The award ceremony to present the 2018 Prime Minister’s Science Prizes was held at Parliament today.
The Prizes, now celebrating their tenth year, recognise the impact of science on New Zealanders’ lives, celebrate the achievements of current scientists and encourage scientists of the future. The year's awards are presented early in the following year.
The 2018 Prime Minister’s Science Prize, the premier award for science that is transformational in its impact, has been awarded to the STRmix™ team from the Institute of Environmental Science and Research (ESR).
The 16-member team is recognised for the development and advancement of STRmix™ software that has been used in more than 100,000 cases worldwide to interpret DNA material from multiple individuals at a crime scene.
Before STRmix™ started being used in 2012, says ESR Senior Scientist Dr Jo-Anne Bright, a lot of evidential material was wasted because many mixed DNA profiles were too complicated to analyse.

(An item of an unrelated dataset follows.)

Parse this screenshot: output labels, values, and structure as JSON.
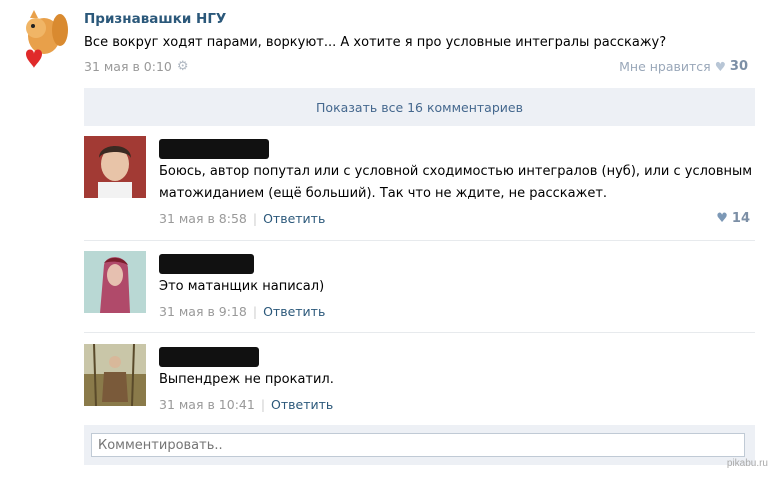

“At a lot of crime scenes, particularly sexual assaults, you have samples from the victim and also from the offender, along with mixtures on clothing that might contain DNA from various people.
“Before STRmix™ existed, we didn’t interpret a lot of these mixtures. Following its introduction in New Zealand, we saw a 30 to 50 percent improvement in our DNA profiling success rate, with the rates getting better the more complicated the profile was.
The data gained can then be compared to DNA on databases of known individuals or to individual suspects.
STRmix™ is now the number one software for the interpretation of DNA profiles internationally and is routinely used in case work by more than 40 laboratories around the world. Many of those are in Australia and North America but the product is also being used in Asia, the Middle East and the United Kingdom.
The prize money will be used further develop the science behind STRmix™ by investigating the use of new technologies, such as artificial intelligence or machine learning, to continually improve what can be determined from mixed DNA profiles and to further speed up turnaround times. View more about the Prime Minister's Science Prize Winner.
The other prize winners:
The Prime Minister’s 2018 MacDiarmid Emerging Scientist Prize Winner
Won by Dr Peng Du from the Auckland Bioengineering Institute at the University of Auckland. Peng is leading the world with his development of devices that help in the fast, reliable diagnosis and treatment of gut problems. He uses a combination of experimental recording and mathematical modelling to understand what happens to the food we eat, and the interactions between waves of bioelectrical activity generated by the gut and its movements to ensure essential nutrients can be absorbed. Prototype manufacturing of the devices he is creating is underway and Peng hopes they will lead to improved management and treatment of challenging digestive conditions. View more about the Prime Minister's Emerging Scientist Prize Winner.
The Prime Minister’s 2018 Science Teacher Prize
Won by Wellington science teacher Carol Brieseman at Hampton Hill School in Tawa. Carol believes that igniting students’ natural curiosity and inspiring them to constantly question events around them is key to their life-long learning success. Her year five and six students know that there is no such thing as a dumb question and if their teacher doesn't know the answer, they can work it out together. Initiatives instigated by Carol at Hampton Hill School include the installation of solar panels, a school vegetable garden with worm farms, compost bins and student-designed water tanks, a green-house made from recycled bottles, a human sundial and a five senses garden. Carol, who has 30 years teaching experience, shares her capabilities widely by supporting and mentoring teachers at Hampton Hill and other schools. View more about the Prime Minister's Science Teacher Prize Winner.
The Prime Minister’s 2018 Science Communication Prize
Won by Professor James Renwick from Victoria University of Wellington. In the past five years, James has been involved in more than 100 public presentations about climate change, given more than 200 media interviews in New Zealand and internationally and presented at numerous conferences focused on climate change and how to mitigate its effects. He says he feels a sense of duty to tell the world about the science behind climate change, the consequences that are unfolding and the urgent need for action. James will use the prize funds to build collaborations on climate change between artists and scientists and to further strengthen links with tangata whenua. View more about the Prime Minister's Science Communication Prize Winner.
The Prime Minister’s 2018 Future Scientist Prize
Won by former Onslow College student Finnegan Messerli. Finnegan wins the Prize for research into a physics problem that could ultimately help scientists better understand the risks of avalanches and slips. Finn’s project began when he was asked to explain at an international physics tournament why grains like salt form a cone-like pile when they are poured onto a surface. It required him to find a method of testing the properties of the grains. “Essentially I designed the method I would have liked to have at my fingertips when I was working on the problem,” says Finn. He is the third student from Wellington’s Onslow College to win the Future Scientist award in the Prizes’s 10-year history. All three winning students have been taught by Kent Logan, who is Head of Science at the school. View more about the Prime Minister's Future Scientist Prize Winner.